What is a reading disability?
Reading disabilities occur in individuals who are neurologically different from other people and, as a result, process language differently. Because this difference in processing affects language in particular, people with reading disabilities are able to read significantly less easily than their intelligence would otherwise suggest. Reading disabilities tend to run in families and appear to be largely genetic. Approximately 1 in 5 people has a reading disability.
Dyslexia accounts for 80% of all cases of reading disability, but reading disabilities come in a variety of forms. Also, reading disabilities often occur with a secondary disability. You can learn more about the types of learning disabilities from the Learning Disabilities Association of America.
Signs of a reading disability
People with a reading disability often:
- mispronounce words
- omit words while reading
- dislike reading
- ignore punctuation when reading and writing
- read word by word, choppily
People with a reading disability find it difficult to:
- break words into syllables
- sound out words and hear the word they sounded out
- decode words and understand letter patterns and vowel rules
- break words into phonemes
- connect letters and sounds

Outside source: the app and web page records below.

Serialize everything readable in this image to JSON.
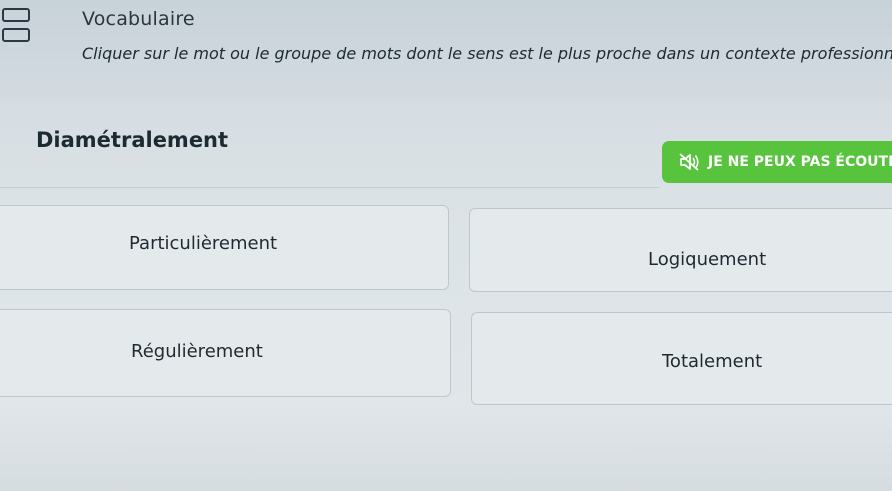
{
  "header": {
    "title": "Vocabulaire",
    "instruction": "Cliquer sur le mot ou le groupe de mots dont le sens est le plus proche dans un contexte professionnel."
  },
  "question": {
    "word": "Diamétralement",
    "listen_label": "JE NE PEUX PAS ÉCOUTER"
  },
  "options": [
    {
      "label": "Particulièrement"
    },
    {
      "label": "Logiquement"
    },
    {
      "label": "Régulièrement"
    },
    {
      "label": "Totalement"
    }
  ],
  "colors": {
    "listen_button": "#58c43e",
    "background": "#dbe2e6"
  },
  "icons": {
    "app": "grid-squares-icon",
    "listen": "speaker-muted-icon"
  }
}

- recognize the same word from page to page
- read fluently, smoothly
- comprehend what they read
- focus when reading